by Fleur Anderson
Shipping plan to 'jeopardise' $100m investment
Another shipping executive has criticised the federal government's proposed coastal shipping laws, saying the plan to dump industry tax breaks jeopardises a $100 million investment in two cargo ships.
SeaRoad Holdings managing director Michael Easy said his company was in danger of losing its bank finance for two cargo ships, the first of which was to begin operating at the end of 2016, because the Abbott government now planned to dump the tax incentives and training subsidies introduced in 2013 by Labor.
The Coalition has promised a major restructure of coastal trading regulations to make the industry more competitive and Mr Easy said while some of the changes were positive, others put his company's funding arrangements at risk.
"Central to these negotiations was the positive understanding that the government was actively promoting a reinvigoration of Australia's maritime industry by encouraging direct investment," Mr Easy said in a submission to a Senate inquiry.

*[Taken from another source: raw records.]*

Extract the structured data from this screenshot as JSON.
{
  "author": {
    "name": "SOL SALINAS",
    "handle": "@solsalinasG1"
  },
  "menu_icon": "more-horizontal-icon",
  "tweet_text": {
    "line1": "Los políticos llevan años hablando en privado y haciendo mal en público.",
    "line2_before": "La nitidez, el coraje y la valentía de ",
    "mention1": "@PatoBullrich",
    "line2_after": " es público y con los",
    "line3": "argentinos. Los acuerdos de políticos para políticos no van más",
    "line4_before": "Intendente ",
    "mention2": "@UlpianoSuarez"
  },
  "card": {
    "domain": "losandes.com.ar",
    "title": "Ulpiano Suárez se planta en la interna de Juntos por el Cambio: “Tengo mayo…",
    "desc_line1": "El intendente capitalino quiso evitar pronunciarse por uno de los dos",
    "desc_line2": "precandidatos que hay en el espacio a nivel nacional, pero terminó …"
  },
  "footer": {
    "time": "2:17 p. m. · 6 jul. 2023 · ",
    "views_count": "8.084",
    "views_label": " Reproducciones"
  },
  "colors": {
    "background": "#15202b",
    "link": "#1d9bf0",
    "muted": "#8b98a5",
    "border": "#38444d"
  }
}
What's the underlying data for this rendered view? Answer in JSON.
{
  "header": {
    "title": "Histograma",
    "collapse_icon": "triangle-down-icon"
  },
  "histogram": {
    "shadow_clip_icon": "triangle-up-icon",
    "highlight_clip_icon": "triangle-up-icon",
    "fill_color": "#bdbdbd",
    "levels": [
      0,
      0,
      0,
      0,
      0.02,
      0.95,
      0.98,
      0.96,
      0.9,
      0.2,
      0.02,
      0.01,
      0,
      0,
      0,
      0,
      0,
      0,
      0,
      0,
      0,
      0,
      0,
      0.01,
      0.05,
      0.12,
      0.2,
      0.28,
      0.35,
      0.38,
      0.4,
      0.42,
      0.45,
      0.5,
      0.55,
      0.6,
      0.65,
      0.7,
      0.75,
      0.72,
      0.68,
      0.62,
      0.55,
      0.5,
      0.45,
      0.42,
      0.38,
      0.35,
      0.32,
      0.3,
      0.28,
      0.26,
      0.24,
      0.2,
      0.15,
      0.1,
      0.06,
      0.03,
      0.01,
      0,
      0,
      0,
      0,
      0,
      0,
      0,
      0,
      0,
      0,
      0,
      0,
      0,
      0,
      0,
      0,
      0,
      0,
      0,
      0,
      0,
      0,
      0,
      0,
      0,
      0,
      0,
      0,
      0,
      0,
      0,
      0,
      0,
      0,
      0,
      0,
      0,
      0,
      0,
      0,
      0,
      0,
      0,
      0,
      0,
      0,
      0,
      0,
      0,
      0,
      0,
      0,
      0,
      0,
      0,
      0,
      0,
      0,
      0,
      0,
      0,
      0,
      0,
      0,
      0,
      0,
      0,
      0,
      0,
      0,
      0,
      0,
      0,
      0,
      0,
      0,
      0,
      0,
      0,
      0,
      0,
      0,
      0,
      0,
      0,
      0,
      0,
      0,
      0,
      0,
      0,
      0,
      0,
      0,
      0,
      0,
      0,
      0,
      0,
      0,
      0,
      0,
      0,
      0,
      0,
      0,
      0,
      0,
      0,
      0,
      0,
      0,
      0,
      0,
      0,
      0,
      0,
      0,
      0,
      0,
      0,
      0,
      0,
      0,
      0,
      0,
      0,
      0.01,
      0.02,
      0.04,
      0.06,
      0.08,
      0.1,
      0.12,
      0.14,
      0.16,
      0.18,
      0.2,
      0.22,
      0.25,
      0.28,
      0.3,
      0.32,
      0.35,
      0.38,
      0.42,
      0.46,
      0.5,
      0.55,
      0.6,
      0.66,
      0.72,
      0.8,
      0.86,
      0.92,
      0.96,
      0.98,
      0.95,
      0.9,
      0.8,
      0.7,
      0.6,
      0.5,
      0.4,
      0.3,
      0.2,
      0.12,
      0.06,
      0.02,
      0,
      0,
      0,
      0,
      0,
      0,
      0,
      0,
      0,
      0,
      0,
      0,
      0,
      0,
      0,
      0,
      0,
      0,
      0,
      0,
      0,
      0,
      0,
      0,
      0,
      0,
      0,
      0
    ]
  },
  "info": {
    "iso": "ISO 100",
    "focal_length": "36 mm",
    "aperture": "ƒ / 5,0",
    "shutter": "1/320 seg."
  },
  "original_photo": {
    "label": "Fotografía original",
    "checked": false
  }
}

"The proposed legislation will jeopardise this position and is likely to severely impact our current ship replacement plans."
Shadow transport minister Anthony Albanese said it made economic, environmental and security sense to maintain a viable domestic shipping industry.
On Thursday, a Broome-based cruise ship operator offered to testify under oath that senior federal bureaucrats suggested the company sack its Australian staff and register its vessel overseas to save money.
North Star Cruises representative Bill Milby, who will appear at the Senate inquiry in Canberra on Monday, said he took "great offence" at Prime Minister Tony Abbott's suggestion that he had fabricated claims public servants told him to move his business offshore to remain competitive.